This leaflet is to help you understand what Placental diseases are, what tests you need and the implication of being diagnosed with Placental diseases for your baby and your family.
What is the importance of the Placenta?
The placenta has embryonic and maternal blood vessels and, thus, it is possible to perform gas exchange, remove waste from the embryo and provide nutrients and immunity. In addition to these functions, the placenta also produces hormones of great importance for the maintenance of pregnancy,namely HCG, estrogens and progesterone. For this reason, everything that involves possible placental changes raises concerns, both for the obstetrician and for patients. This patient information material will discuss some of the more common placental conditions that may be diagnosed on a standard ultrasound imaging study.
What is Placental Subchorionic Hematoma?
A condition that affects about 5% of pregnant women, a placental subchorionic hematoma is formed due to an accumulation of blood between the gestational sac (structure that precedes the placenta) and the uterine wall. It is a common cause for bleeding from the vagina in early pregnancy although it can be detected incidentally, in the absence of symptoms, on first trimester ultrasound.
The hematoma occurs, most of the time, because the sac is not implanted correctly, leaving a lack of contact of the sac with the uterine wall, which favors the appearance of the hematoma. The diagnosis is made through an ultrasound examination, which appears as a dark area of fluid collection of varying size, between the gestational sac and the wall of the uterus. It can resolve overtime as the pregnancy advances. Although this finding may be distressing for patients, the prognosis for the pregnancy is generally good, especially in the absence of other signs such as uterine cramping.
What causes placental infarction?

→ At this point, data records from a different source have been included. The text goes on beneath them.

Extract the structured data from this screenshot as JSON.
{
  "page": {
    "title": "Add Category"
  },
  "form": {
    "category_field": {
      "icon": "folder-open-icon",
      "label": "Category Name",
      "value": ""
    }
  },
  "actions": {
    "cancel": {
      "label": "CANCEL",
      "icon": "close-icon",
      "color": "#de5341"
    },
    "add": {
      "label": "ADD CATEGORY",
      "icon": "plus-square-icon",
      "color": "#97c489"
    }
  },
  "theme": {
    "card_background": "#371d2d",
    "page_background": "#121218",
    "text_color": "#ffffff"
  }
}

Placental infarction different type of placental lesion and one of the most common findings when placentas are examined by pathologists after birth. Infarcts are due to thrombosis (clotting) in placental vessels. When extensive, this can cause interruption of blood flow to the baby. Thrombosis is an obstruction of arteries and veins, caused by clots that form in the blood vessels and this complication is more common in cases of inherited clotting disorders, such as thrombophilia, or in pregnancies complicated by hypertension. Placental infarcts can often be identified on ultrasound as round, dark areas within the placenta or at its margin, surrounded by bright borders. Their clinical significance, when isolated or found incidentally, may not affect clinical outcome, but when extensive, may indicate a significant clinical problem placing the pregnancy at high risk of compromise.
In high-risk pregnancies, examination of the placenta by a pathologist after birth can reveal clues to underlying maternal or fetal conditions that can lead to adverse outcome. With this knowledge, your care provider may be able to suggest management strategies to decrease recurrence of these events in future pregnancy.
Last updated: November 2023